# [DATA EXTRACTS]
★ ★ ★ ★ ★ ★ ★

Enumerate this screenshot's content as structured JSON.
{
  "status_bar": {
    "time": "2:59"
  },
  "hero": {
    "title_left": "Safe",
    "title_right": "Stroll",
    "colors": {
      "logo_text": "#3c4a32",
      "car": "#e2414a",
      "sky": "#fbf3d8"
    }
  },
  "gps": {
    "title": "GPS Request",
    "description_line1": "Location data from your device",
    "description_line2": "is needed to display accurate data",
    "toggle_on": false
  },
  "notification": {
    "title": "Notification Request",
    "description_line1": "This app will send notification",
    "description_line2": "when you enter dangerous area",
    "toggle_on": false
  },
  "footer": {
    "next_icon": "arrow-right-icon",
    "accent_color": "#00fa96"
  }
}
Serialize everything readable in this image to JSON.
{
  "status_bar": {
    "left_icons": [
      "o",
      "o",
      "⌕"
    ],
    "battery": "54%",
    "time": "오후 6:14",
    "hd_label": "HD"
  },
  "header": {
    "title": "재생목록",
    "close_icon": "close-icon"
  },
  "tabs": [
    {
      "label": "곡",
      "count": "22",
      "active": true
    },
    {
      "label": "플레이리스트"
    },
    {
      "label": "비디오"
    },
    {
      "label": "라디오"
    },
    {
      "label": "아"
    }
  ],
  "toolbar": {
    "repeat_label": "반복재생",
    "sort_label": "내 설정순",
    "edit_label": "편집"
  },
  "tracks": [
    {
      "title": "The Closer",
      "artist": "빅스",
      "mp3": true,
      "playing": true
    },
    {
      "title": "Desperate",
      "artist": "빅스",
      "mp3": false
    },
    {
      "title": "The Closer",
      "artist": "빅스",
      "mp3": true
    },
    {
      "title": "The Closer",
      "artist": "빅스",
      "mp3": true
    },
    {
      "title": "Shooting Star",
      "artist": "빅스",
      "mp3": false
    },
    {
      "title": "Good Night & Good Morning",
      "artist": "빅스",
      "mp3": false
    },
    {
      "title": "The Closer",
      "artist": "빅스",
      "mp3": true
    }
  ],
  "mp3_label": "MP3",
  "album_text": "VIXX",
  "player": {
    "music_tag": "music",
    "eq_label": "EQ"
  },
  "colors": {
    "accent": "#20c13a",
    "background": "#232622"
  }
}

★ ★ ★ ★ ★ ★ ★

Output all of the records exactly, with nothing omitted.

Enumerate this screenshot's content as structured JSON.
{
  "status_bar": {
    "time": "2:59"
  },
  "hero": {
    "title_left": "Safe",
    "title_right": "Stroll",
    "colors": {
      "logo_text": "#3c4a32",
      "car": "#e2414a",
      "sky": "#fbf3d8"
    }
  },
  "gps": {
    "title": "GPS Request",
    "description_line1": "Location data from your device",
    "description_line2": "is needed to display accurate data",
    "toggle_on": false
  },
  "notification": {
    "title": "Notification Request",
    "description_line1": "This app will send notification",
    "description_line2": "when you enter dangerous area",
    "toggle_on": false
  },
  "footer": {
    "next_icon": "arrow-right-icon",
    "accent_color": "#00fa96"
  }
}
Serialize everything readable in this image to JSON.
{
  "status_bar": {
    "left_icons": [
      "o",
      "o",
      "⌕"
    ],
    "battery": "54%",
    "time": "오후 6:14",
    "hd_label": "HD"
  },
  "header": {
    "title": "재생목록",
    "close_icon": "close-icon"
  },
  "tabs": [
    {
      "label": "곡",
      "count": "22",
      "active": true
    },
    {
      "label": "플레이리스트"
    },
    {
      "label": "비디오"
    },
    {
      "label": "라디오"
    },
    {
      "label": "아"
    }
  ],
  "toolbar": {
    "repeat_label": "반복재생",
    "sort_label": "내 설정순",
    "edit_label": "편집"
  },
  "tracks": [
    {
      "title": "The Closer",
      "artist": "빅스",
      "mp3": true,
      "playing": true
    },
    {
      "title": "Desperate",
      "artist": "빅스",
      "mp3": false
    },
    {
      "title": "The Closer",
      "artist": "빅스",
      "mp3": true
    },
    {
      "title": "The Closer",
      "artist": "빅스",
      "mp3": true
    },
    {
      "title": "Shooting Star",
      "artist": "빅스",
      "mp3": false
    },
    {
      "title": "Good Night & Good Morning",
      "artist": "빅스",
      "mp3": false
    },
    {
      "title": "The Closer",
      "artist": "빅스",
      "mp3": true
    }
  ],
  "mp3_label": "MP3",
  "album_text": "VIXX",
  "player": {
    "music_tag": "music",
    "eq_label": "EQ"
  },
  "colors": {
    "accent": "#20c13a",
    "background": "#232622"
  }
}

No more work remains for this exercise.